For all those reasons, and countless more, Planet of the Apes has gone down in history as one of the greatest and most important science fiction films of all time. And yet, there’s one aspect of it that has probably had the greatest impact on film-making. That ending. It’s one of the most iconic moments of the entire film, a single moment that completely changes the way you see the film, almost begging the first time viewer to immediately re watch it and see if they can see it coming. Which makes sense when you learn that Rod Serling had a helping hand in the script of this film. I’ve never read the Pierre Boulle novel that the film is based on, but checking the plot of that novel I can tell that it’s a fairly distinct story, and also utilizes a similar twist at the end, but in that case blaming the transition of power to human laziness and ape’s naturally evolving. The film however, possibly thanks in large part to Serling’s influence, ended up re-contextualizing everything as an anti-war story. Humanity didn’t become lazy, they became too powerful and dangerous for their own good, and in Taylor’s words “blew it all up.” A substantial amount of Serling’s output revolved around the horrors of war, and humanities ability to destroy itself, and this film is one of the purest distillations of his ideas. The Twilight Zone had pumped out twist endings for five seasons, but Planet of the Apes represents one of the most famous and successful twist endings in the history of cinema. It helped breathe life to the entire concept, creating an entire world of “twist” movies that hope to capture the sheer mind-blowing power of that final scene, with conflicting results. There were twists before Planet of the Apes, and twists after, but it remains one of the most well-executed and effective ever put to film.

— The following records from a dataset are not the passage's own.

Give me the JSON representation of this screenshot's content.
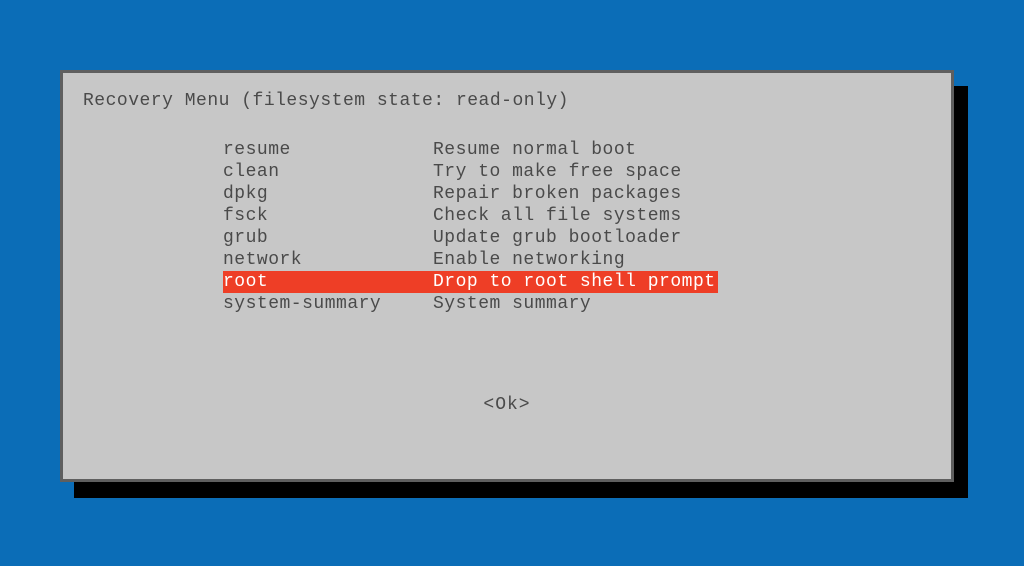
{
  "title": "Recovery Menu (filesystem state: read-only)",
  "menu": [
    {
      "key": "resume",
      "desc": "Resume normal boot",
      "selected": false
    },
    {
      "key": "clean",
      "desc": "Try to make free space",
      "selected": false
    },
    {
      "key": "dpkg",
      "desc": "Repair broken packages",
      "selected": false
    },
    {
      "key": "fsck",
      "desc": "Check all file systems",
      "selected": false
    },
    {
      "key": "grub",
      "desc": "Update grub bootloader",
      "selected": false
    },
    {
      "key": "network",
      "desc": "Enable networking",
      "selected": false
    },
    {
      "key": "root",
      "desc": "Drop to root shell prompt",
      "selected": true
    },
    {
      "key": "system-summary",
      "desc": "System summary",
      "selected": false
    }
  ],
  "ok_label": "<Ok>"
}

Planet of the Apes was written by Rod Serling and Michael Wilson, directed by Franklin J Schaffner, and released by 20th Century Fox, 1968.
Categories: Cinematic Century